Sex may help sell women's sports, but the NCAA championship game wasn't in need of any extra help. The question was not an April Fool's joke.
It would have been a dandy.
"With you and (Connecticut coach) Geno (Auriemma) in there, people are talking about the attractiveness meter being very high, plus you have a couple of good-looking teams. Is sex appeal good for this sport?"
Oklahoma women's basketball coach Sherri Coale couldn't believe her ears, but thought it was pretty funny. Connecticut All-American Sue Bird was speechless at first.
The reporter, not surprisingly of the television medium, was completely serious. Apparently, she had taken it on herself to label Sunday night's NCAA championship matchup between UConn and Oklahoma "the glamour game."
Bird had an intelligent answer, once she recovered from the shock. She relayed that while some people may start watching women's basketball because it's "girls in tank tops," after awhile they'll stick around because they'll see that these women really have some game.
That's insightful, and shows how Bird can make the best of a somewhat dicey situation. It's clear that Coale doesn't care what people think about what she does or doesn't wear. She presents herself as she believes a woman should.
OK, so not many coaches scratch that, hardly anyone wear stiletto heels to work. Coale's wardrobe on the sidelines has drawn so much attention that it was featured in the fashion section of an Oklahoma newspaper.
She knows when to be practical. On nights when the Sooners had a net-cutting opportunity during the postseason, Coale wore pants.
The marketing folks of the women's sports world know when to exploit beauty and athletic talent. A certain tennis player who has never won a tournament is the poster child for that concept. But in this situation the game is selling itself, believe it or not the looks on the court are secondary to skills.
Sure, sex sells.
Will it cause a ratings spike? No one will ever know for sure. If Bird is right, maybe it will and make things that much better for the true fans.
Interest in women's college basketball may be on the rise, but this year's tournament in San Antonio saw a drop in credentialed media.

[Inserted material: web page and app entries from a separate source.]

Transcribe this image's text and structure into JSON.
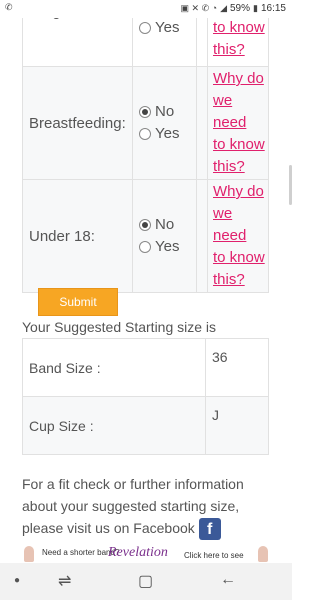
{
  "status_bar": {
    "left_icon": "whatsapp-icon",
    "battery": "59%",
    "time": "16:15"
  },
  "form": {
    "rows": [
      {
        "label": "Pregnant:",
        "options": [
          "Yes"
        ],
        "selected": "",
        "why": "to know this?"
      },
      {
        "label": "Breastfeeding:",
        "options": [
          "No",
          "Yes"
        ],
        "selected": "No",
        "why": [
          "Why do",
          "we need",
          "to know",
          "this?"
        ]
      },
      {
        "label": "Under 18:",
        "options": [
          "No",
          "Yes"
        ],
        "selected": "No",
        "why": [
          "Why do",
          "we need",
          "to know",
          "this?"
        ]
      }
    ]
  },
  "submit_label": "Submit",
  "suggest_heading": "Your Suggested Starting size is",
  "results": {
    "band_label": "Band Size :",
    "band_value": "36",
    "cup_label": "Cup Size :",
    "cup_value": "J"
  },
  "info_text": "For a fit check or further information about your suggested starting size, please visit us on Facebook",
  "facebook_icon": "facebook-icon",
  "banner": {
    "left_text": "Need a shorter band?",
    "brand": "Revelation",
    "right_text": "Click here to see"
  },
  "colors": {
    "accent_link": "#e0206c",
    "submit_bg": "#f7a623"
  }
}
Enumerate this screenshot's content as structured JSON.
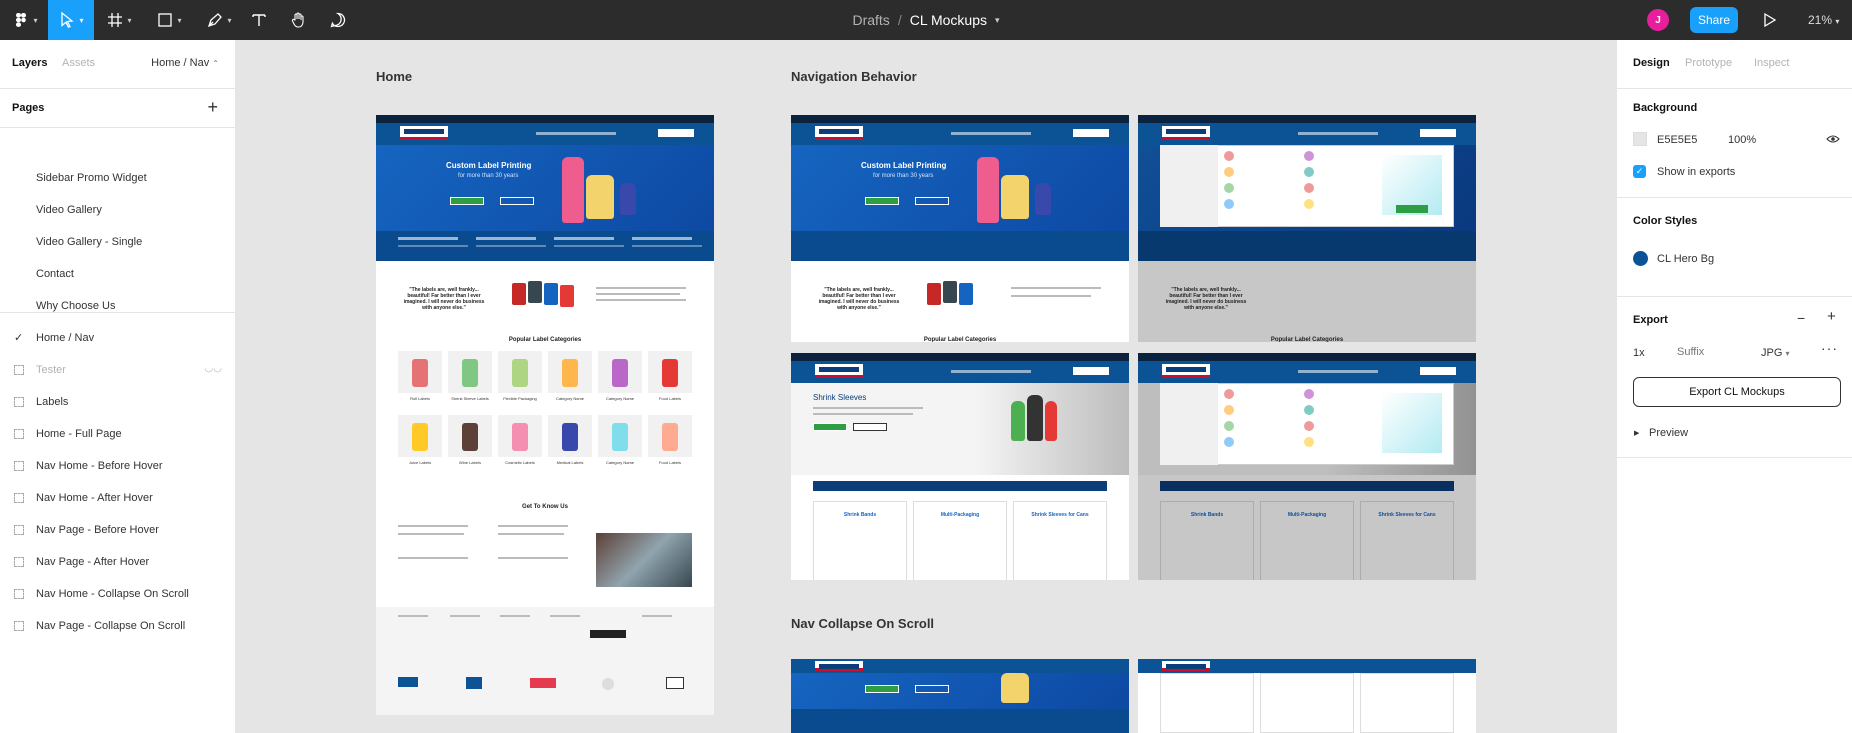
{
  "toolbar": {
    "breadcrumb_folder": "Drafts",
    "breadcrumb_sep": "/",
    "file_name": "CL Mockups",
    "avatar_initial": "J",
    "share_label": "Share",
    "zoom": "21%"
  },
  "left_panel": {
    "tab_layers": "Layers",
    "tab_assets": "Assets",
    "current_page": "Home / Nav",
    "pages_heading": "Pages",
    "add_icon": "+",
    "pages": [
      {
        "label": "Sidebar Promo Widget"
      },
      {
        "label": "Video Gallery"
      },
      {
        "label": "Video Gallery - Single"
      },
      {
        "label": "Contact"
      },
      {
        "label": "Why Choose Us"
      },
      {
        "label": "Home / Nav",
        "selected": true
      },
      {
        "label": "Tester",
        "dim": true
      },
      {
        "label": "Labels"
      },
      {
        "label": "Home - Full Page"
      },
      {
        "label": "Nav Home - Before Hover"
      },
      {
        "label": "Nav Home - After Hover"
      },
      {
        "label": "Nav Page - Before Hover"
      },
      {
        "label": "Nav Page - After Hover"
      },
      {
        "label": "Nav Home - Collapse On Scroll"
      },
      {
        "label": "Nav Page - Collapse On Scroll"
      }
    ]
  },
  "right_panel": {
    "tab_design": "Design",
    "tab_prototype": "Prototype",
    "tab_inspect": "Inspect",
    "background_heading": "Background",
    "background_hex": "E5E5E5",
    "background_opacity": "100%",
    "show_in_exports": "Show in exports",
    "color_styles_heading": "Color Styles",
    "color_style_name": "CL Hero Bg",
    "export_heading": "Export",
    "export_scale": "1x",
    "export_suffix_placeholder": "Suffix",
    "export_format": "JPG",
    "export_button": "Export CL Mockups",
    "preview_label": "Preview"
  },
  "canvas": {
    "frame_home": "Home",
    "frame_nav_behavior": "Navigation Behavior",
    "frame_nav_collapse": "Nav Collapse On Scroll",
    "mock_hero_title": "Custom Label Printing",
    "mock_hero_sub": "for more than 30 years",
    "mock_quote": "\"The labels are, well frankly... beautiful! Far better than I ever imagined. I will never do business with anyone else.\"",
    "mock_popular": "Popular Label Categories",
    "mock_get_to_know": "Get To Know Us",
    "mock_shrink_title": "Shrink Sleeves",
    "mock_card_1": "Shrink Bands",
    "mock_card_2": "Multi-Packaging",
    "mock_card_3": "Shrink Sleeves for Cans",
    "categories_row1": [
      "Roll Labels",
      "Shrink Sleeve Labels",
      "Flexible Packaging",
      "Category Name",
      "Category Name",
      "Food Labels"
    ],
    "categories_row2": [
      "Juice Labels",
      "Wine Labels",
      "Cosmetic Labels",
      "Medical Labels",
      "Category Name",
      "Food Labels"
    ]
  },
  "colors": {
    "accent": "#18a0fb",
    "toolbar_bg": "#2c2c2c",
    "canvas_bg": "#e5e5e5",
    "cl_hero_bg": "#0b5394"
  },
  "icons": [
    "figma-menu-icon",
    "move-tool-icon",
    "frame-tool-icon",
    "shape-tool-icon",
    "pen-tool-icon",
    "text-tool-icon",
    "hand-tool-icon",
    "comment-tool-icon",
    "chevron-down-icon",
    "play-icon",
    "eye-icon",
    "minus-icon",
    "plus-icon",
    "more-icon",
    "caret-right-icon",
    "checkmark-icon"
  ]
}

The NCAA issued 592 credentials for last year's Final Four in St. Louis. The San Antonio media contingent numbered 403.